** Opening Input data block **

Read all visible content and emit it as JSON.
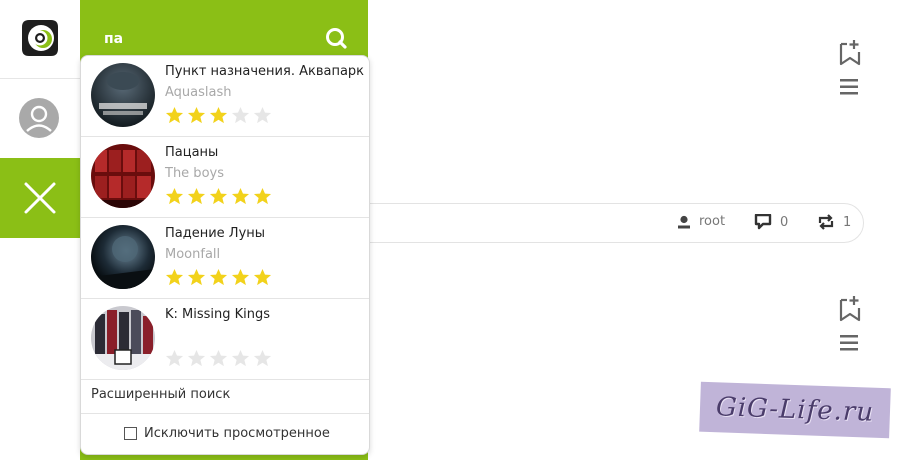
{
  "search": {
    "value": "па"
  },
  "results": [
    {
      "title": "Пункт назначения. Аквапарк",
      "subtitle": "Aquaslash",
      "rating": 3,
      "max_rating": 5
    },
    {
      "title": "Пацаны",
      "subtitle": "The boys",
      "rating": 5,
      "max_rating": 5
    },
    {
      "title": "Падение Луны",
      "subtitle": "Moonfall",
      "rating": 5,
      "max_rating": 5
    },
    {
      "title": "K: Missing Kings",
      "subtitle": "",
      "rating": 0,
      "max_rating": 5
    }
  ],
  "advanced_search_label": "Расширенный поиск",
  "exclude_watched_label": "Исключить просмотренное",
  "post_meta": {
    "author": "root",
    "comments": "0",
    "reposts": "1"
  },
  "watermark_text": "GiG-Life.ru",
  "colors": {
    "accent": "#8bbf16",
    "star_filled": "#f2d21b",
    "star_empty": "#e6e6e6"
  }
}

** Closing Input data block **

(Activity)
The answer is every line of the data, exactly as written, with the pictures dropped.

(Exercise result)
Read all visible content and emit it as JSON.
{
  "search": {
    "value": "па"
  },
  "results": [
    {
      "title": "Пункт назначения. Аквапарк",
      "subtitle": "Aquaslash",
      "rating": 3,
      "max_rating": 5
    },
    {
      "title": "Пацаны",
      "subtitle": "The boys",
      "rating": 5,
      "max_rating": 5
    },
    {
      "title": "Падение Луны",
      "subtitle": "Moonfall",
      "rating": 5,
      "max_rating": 5
    },
    {
      "title": "K: Missing Kings",
      "subtitle": "",
      "rating": 0,
      "max_rating": 5
    }
  ],
  "advanced_search_label": "Расширенный поиск",
  "exclude_watched_label": "Исключить просмотренное",
  "post_meta": {
    "author": "root",
    "comments": "0",
    "reposts": "1"
  },
  "watermark_text": "GiG-Life.ru",
  "colors": {
    "accent": "#8bbf16",
    "star_filled": "#f2d21b",
    "star_empty": "#e6e6e6"
  }
}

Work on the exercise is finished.